Task prompt. Return all of the entries exactly, but do not include the pictures.

Entries supplied.

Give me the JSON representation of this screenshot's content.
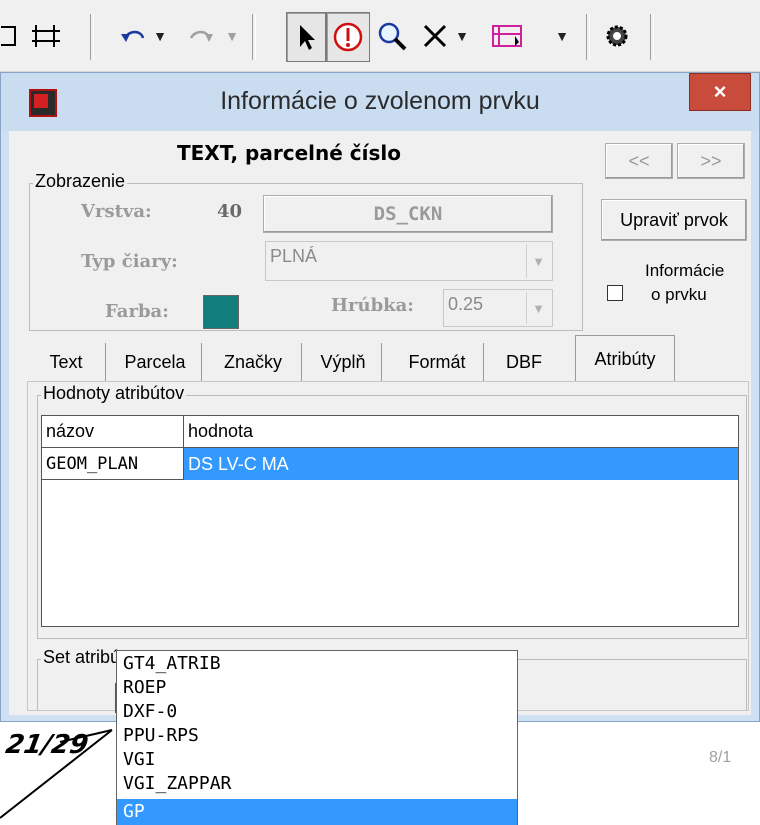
{
  "toolbar": {
    "icons": [
      "frame-tool-icon",
      "grid-tool-icon",
      "undo-icon",
      "redo-icon",
      "arrow-select-icon",
      "info-icon",
      "zoom-icon",
      "delete-icon",
      "select-region-icon",
      "settings-gear-icon"
    ]
  },
  "window": {
    "title": "Informácie o zvolenom prvku",
    "close": "×",
    "element_type": "TEXT, parcelné číslo",
    "nav_prev": "<<",
    "nav_next": ">>",
    "edit_button": "Upraviť prvok",
    "info_checkbox_label_1": "Informácie",
    "info_checkbox_label_2": "o prvku",
    "info_checked": false
  },
  "display": {
    "group_title": "Zobrazenie",
    "layer_label": "Vrstva:",
    "layer_value": "40",
    "layer_button": "DS_CKN",
    "line_type_label": "Typ čiary:",
    "line_type_value": "PLNÁ",
    "color_label": "Farba:",
    "color_value": "#117d7d",
    "thickness_label": "Hrúbka:",
    "thickness_value": "0.25"
  },
  "tabs": [
    "Text",
    "Parcela",
    "Značky",
    "Výplň",
    "Formát",
    "DBF",
    "Atribúty"
  ],
  "active_tab": "Atribúty",
  "attributes": {
    "group_title": "Hodnoty atribútov",
    "columns": [
      "názov",
      "hodnota"
    ],
    "rows": [
      {
        "name": "GEOM_PLAN",
        "value": "DS LV-C MA"
      }
    ]
  },
  "attribute_set": {
    "group_title": "Set atribútov",
    "selected": "GP",
    "options": [
      "GT4_ATRIB",
      "ROEP",
      "DXF-0",
      "PPU-RPS",
      "VGI",
      "VGI_ZAPPAR",
      "GP"
    ],
    "counter": "8/1"
  },
  "background_text": "21/29"
}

Reply to the task.
Give me the JSON representation of this screenshot's content.
{
  "toolbar": {
    "icons": [
      "frame-tool-icon",
      "grid-tool-icon",
      "undo-icon",
      "redo-icon",
      "arrow-select-icon",
      "info-icon",
      "zoom-icon",
      "delete-icon",
      "select-region-icon",
      "settings-gear-icon"
    ]
  },
  "window": {
    "title": "Informácie o zvolenom prvku",
    "close": "×",
    "element_type": "TEXT, parcelné číslo",
    "nav_prev": "<<",
    "nav_next": ">>",
    "edit_button": "Upraviť prvok",
    "info_checkbox_label_1": "Informácie",
    "info_checkbox_label_2": "o prvku",
    "info_checked": false
  },
  "display": {
    "group_title": "Zobrazenie",
    "layer_label": "Vrstva:",
    "layer_value": "40",
    "layer_button": "DS_CKN",
    "line_type_label": "Typ čiary:",
    "line_type_value": "PLNÁ",
    "color_label": "Farba:",
    "color_value": "#117d7d",
    "thickness_label": "Hrúbka:",
    "thickness_value": "0.25"
  },
  "tabs": [
    "Text",
    "Parcela",
    "Značky",
    "Výplň",
    "Formát",
    "DBF",
    "Atribúty"
  ],
  "active_tab": "Atribúty",
  "attributes": {
    "group_title": "Hodnoty atribútov",
    "columns": [
      "názov",
      "hodnota"
    ],
    "rows": [
      {
        "name": "GEOM_PLAN",
        "value": "DS LV-C MA"
      }
    ]
  },
  "attribute_set": {
    "group_title": "Set atribútov",
    "selected": "GP",
    "options": [
      "GT4_ATRIB",
      "ROEP",
      "DXF-0",
      "PPU-RPS",
      "VGI",
      "VGI_ZAPPAR",
      "GP"
    ],
    "counter": "8/1"
  },
  "background_text": "21/29"
}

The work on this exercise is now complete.